5. Immunity from Suit

    In view of the opinion I have expressed on the implied undertaking, it is not strictly necessary for me to consider the ground upon which the Court of Appeal dismissed the appeal, namely immunity from suit. Nevertheless, the question was fully argued before your Lordships and I think it is right to deal with it. It could easily have happened that, as in Mahon v. Rahn, the documents were read in open court. I think it would be right for your Lordships to decide whether in that case the plaintiff would have been entitled to rely upon them for the purposes of an action in libel.

    I have already described the evolution of the principle of immunity from suit in respect of statements made in the course of litigation and its extension in Watson v. M'Ewan [1905] A.C. 480 to statements made before the proceedings. In that case, a wife who had brought matrimonial proceedings in Scotland claimed that a doctor (who had examined her) had made defamatory statements in the course of giving evidence for her husband. This was held to be subject to absolute immunity, but she relied also upon the publication of the same statements before trial to her husband and his lawyers. In the House of Lords, Lord Halsbury L.C. said that the earlier statements were subject to the same immunity. He said, at p. 487:

     "It is very obvious that the public policy which renders the protection of witnesses necessary for the administration of justice must as a necessary consequence involve that which is a step towards and is part of the administration of justice--namely, the preliminary examination of witnesses to find out what they can prove.
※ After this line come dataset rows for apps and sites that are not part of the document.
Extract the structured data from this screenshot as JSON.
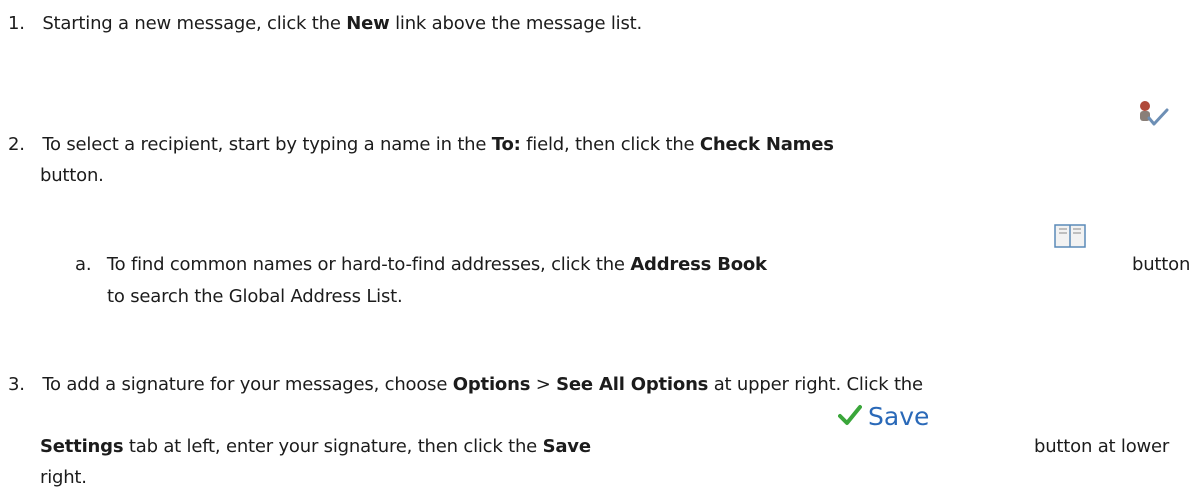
{
  "steps": [
    {
      "number": "1.",
      "text_before": "Starting a new message, click the ",
      "bold1": "New",
      "text_after": " link above the message list."
    },
    {
      "number": "2.",
      "text_before": "To select a recipient, start by typing a name in the ",
      "bold1": "To:",
      "text_mid": " field, then click the ",
      "bold2": "Check Names",
      "continuation": "button.",
      "icon": "check-names-icon"
    },
    {
      "number": "a.",
      "text_before": "To find common names or hard-to-find addresses, click the ",
      "bold1": "Address Book",
      "text_after": "button",
      "continuation": "to search the Global Address List.",
      "icon": "address-book-icon"
    },
    {
      "number": "3.",
      "text_before": "To add a signature for your messages, choose ",
      "bold1": "Options",
      "sep": " > ",
      "bold2": "See All Options",
      "text_after": " at upper right. Click the",
      "line2_bold": "Settings",
      "line2_text": " tab at left, enter your signature, then click the ",
      "line2_bold2": "Save",
      "line2_after": "button at lower",
      "continuation": "right.",
      "save_button_label": "Save",
      "icon": "checkmark-icon"
    }
  ],
  "colors": {
    "text": "#1c1c1c",
    "save_text": "#2a69b8",
    "checkmark": "#3aa63a"
  }
}
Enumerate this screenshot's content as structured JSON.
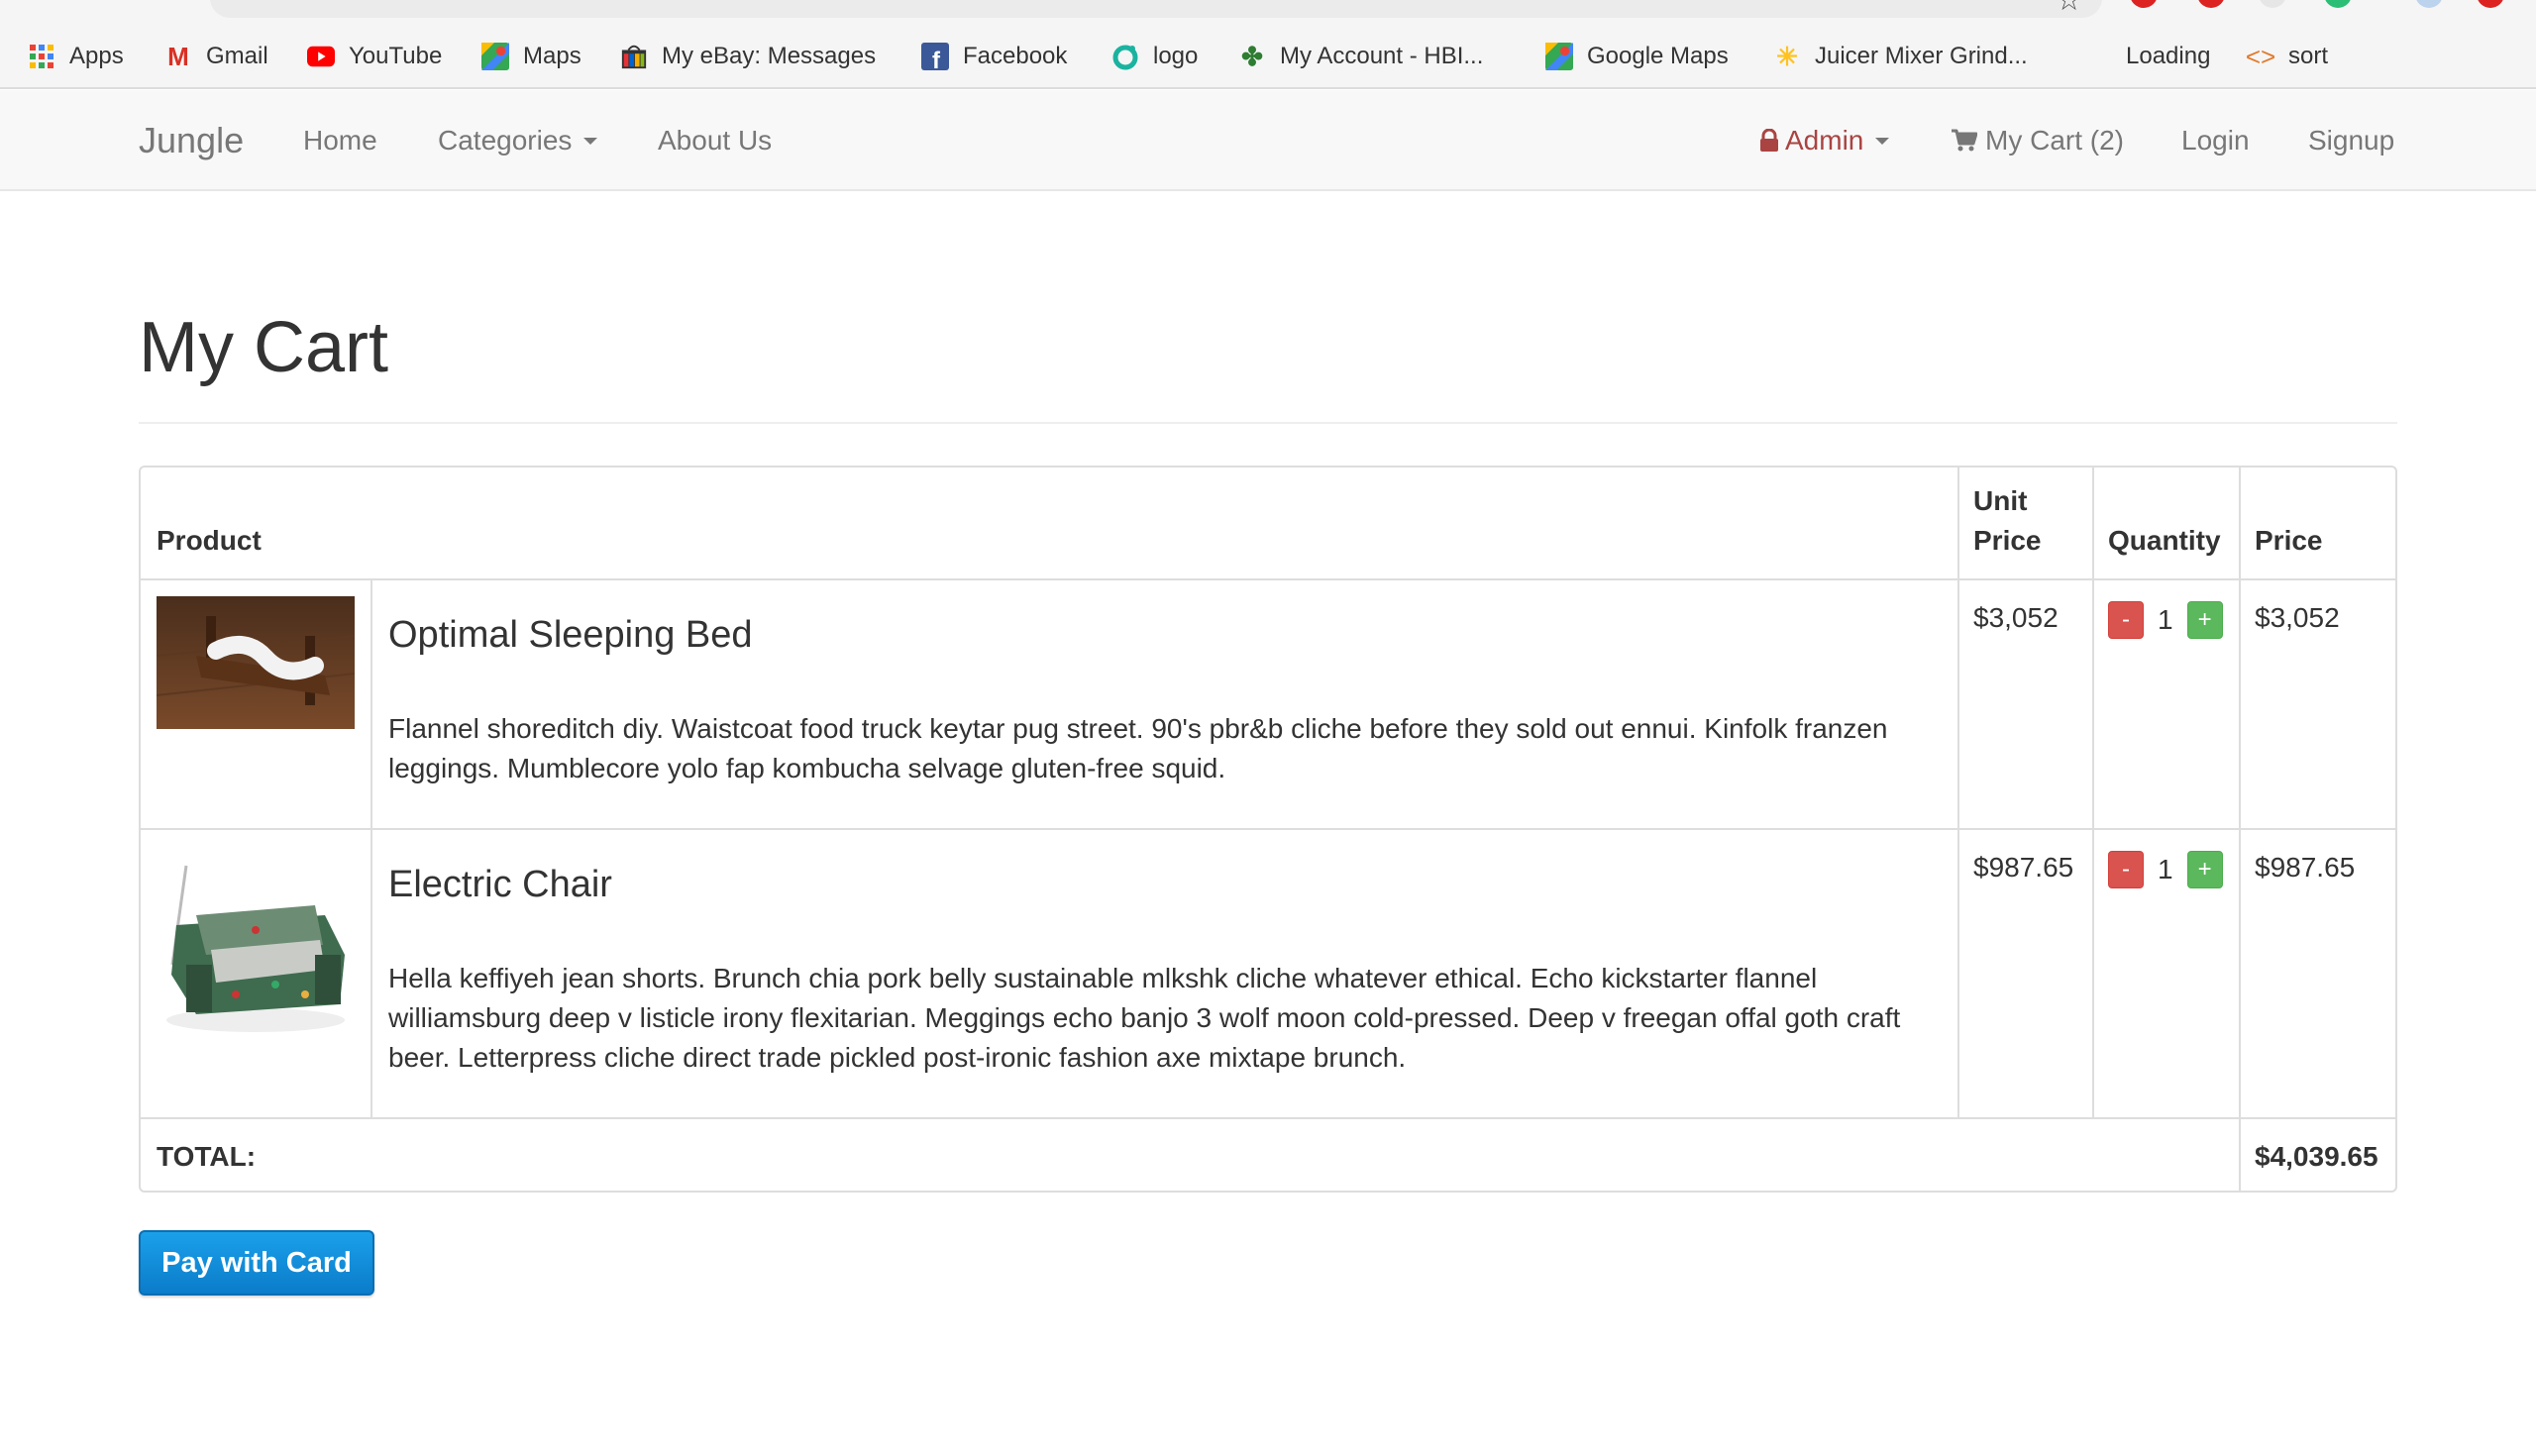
{
  "bookmarks": [
    {
      "label": "Apps",
      "icon": "apps-grid-icon"
    },
    {
      "label": "Gmail",
      "icon": "gmail-icon"
    },
    {
      "label": "YouTube",
      "icon": "youtube-icon"
    },
    {
      "label": "Maps",
      "icon": "maps-icon"
    },
    {
      "label": "My eBay: Messages",
      "icon": "ebay-icon"
    },
    {
      "label": "Facebook",
      "icon": "facebook-icon"
    },
    {
      "label": "logo",
      "icon": "logo-ring-icon"
    },
    {
      "label": "My Account - HBI...",
      "icon": "maple-leaf-icon"
    },
    {
      "label": "Google Maps",
      "icon": "maps-icon"
    },
    {
      "label": "Juicer Mixer Grind...",
      "icon": "walmart-spark-icon"
    },
    {
      "label": "Loading",
      "icon": ""
    },
    {
      "label": "sort",
      "icon": "code-brackets-icon"
    }
  ],
  "navbar": {
    "brand": "Jungle",
    "home": "Home",
    "categories": "Categories",
    "about": "About Us",
    "admin": "Admin",
    "cart": "My Cart (2)",
    "login": "Login",
    "signup": "Signup"
  },
  "page": {
    "title": "My Cart"
  },
  "table": {
    "headers": {
      "product": "Product",
      "unit_price_1": "Unit",
      "unit_price_2": "Price",
      "quantity": "Quantity",
      "price": "Price"
    },
    "rows": [
      {
        "name": "Optimal Sleeping Bed",
        "description": "Flannel shoreditch diy. Waistcoat food truck keytar pug street. 90's pbr&b cliche before they sold out ennui. Kinfolk franzen leggings. Mumblecore yolo fap kombucha selvage gluten-free squid.",
        "unit_price": "$3,052",
        "quantity": "1",
        "price": "$3,052",
        "minus": "-",
        "plus": "+"
      },
      {
        "name": "Electric Chair",
        "description": "Hella keffiyeh jean shorts. Brunch chia pork belly sustainable mlkshk cliche whatever ethical. Echo kickstarter flannel williamsburg deep v listicle irony flexitarian. Meggings echo banjo 3 wolf moon cold-pressed. Deep v freegan offal goth craft beer. Letterpress cliche direct trade pickled post-ironic fashion axe mixtape brunch.",
        "unit_price": "$987.65",
        "quantity": "1",
        "price": "$987.65",
        "minus": "-",
        "plus": "+"
      }
    ],
    "total_label": "TOTAL:",
    "total_value": "$4,039.65"
  },
  "pay_button": "Pay with Card",
  "colors": {
    "brand_admin": "#a94442",
    "pay_button": "#1a8fdc",
    "minus_button": "#d9534f",
    "plus_button": "#5cb85c"
  }
}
It may be that to some extent it seems to impose a hardship, but after all the hardship is not to be compared with that which would arise if it were impossible to administer justice, because people would be afraid to give their testimony."